We believe in documentation of our work. Be it self-documenting unit test driven code, or through a wiki of our projects. We aim to maintain a high level of documentation to avoid any hassles of on-boarding and collaborating with other developers who come on board.
We’ve never developed something perfect in its first iteration. Nor have we arrived at an ultimate process of building software since the inception of our team.
These are hard problems — to perfectly predict what a user needs, or to optimize the utilization of resources a team has. So we iterate, measure and improve. And feedback is the thread that weaves iterations and carries the inputs/concerns during the development process.
It’s also important to quantify the feedback and get it into some form of action items. In fact, we believe we should measure each and everything about our deliveries and the process around them. e.g. we measure number of deployments, truck factor and tech debt in our team.
In a quest for constant innovation, we continue to strive for a better product. Along comes business requests and impromptu tasks such as fixing a system- wide vulnerability like a meltdown. So in a way, it feels like “No moving targets” is a fallacy for an agile team.
As a team we try to find balance between the constant flux in business requirements and the resultant churn. We want to be flexible enough to incorporate new features and fixes while being able to maintain the clarity on what we deliver.
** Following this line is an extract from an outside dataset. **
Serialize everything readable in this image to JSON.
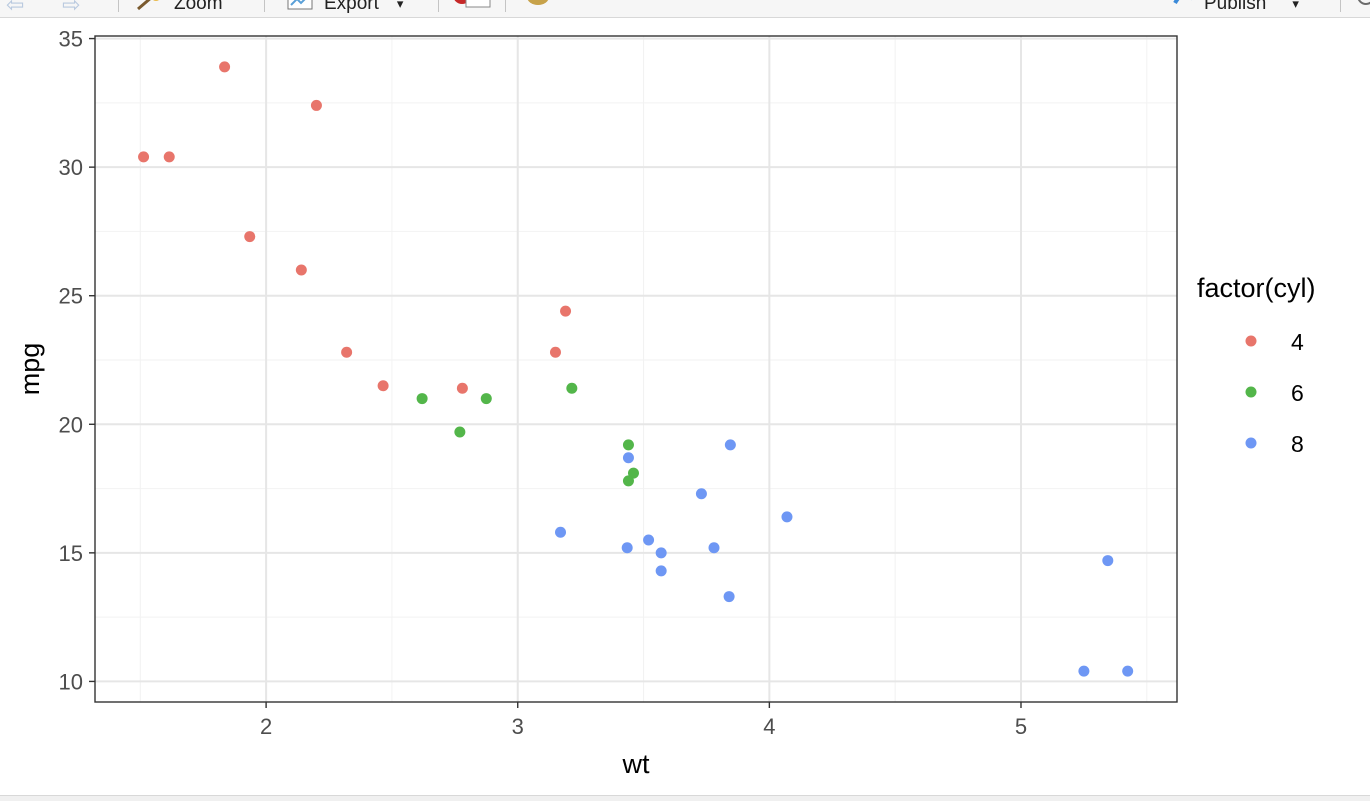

To tackle this, we have set iteration times in our team to a week. By reducing our iteration time, we can freeze the scope of work we are targeting. At the same time, this also helps us deal with the incoming surge of new work on a weekly basis.
By making our iterations small, it lets us evaluate our progress and receive feedback early so amends can be made.
We have our team’s OKRs defined and track our progress. To track the teams’ progress, we also look for some visual tools to gain insights and keep a tab on increasing/decreasing trends on metrics. E.g. we maintain a story wall, ice-cream meter, pairing matrix and iteration ratings in our team. (What’s an ice cream meter you ask? Ping me separately, and I’ll explain 😉)
Having said that, we were never meant to be an ideal team. We are on a path of continuous betterment because we’re always learning. We aim to follow these rules religiously, but at the same time our definition of an ideal team will keep evolving with time.
Our consensus happens with consistent dissent.
As we walk this path, our own performance bars keep rising and an innate hunger to learn keeps us wanting more and cohesive as a unit.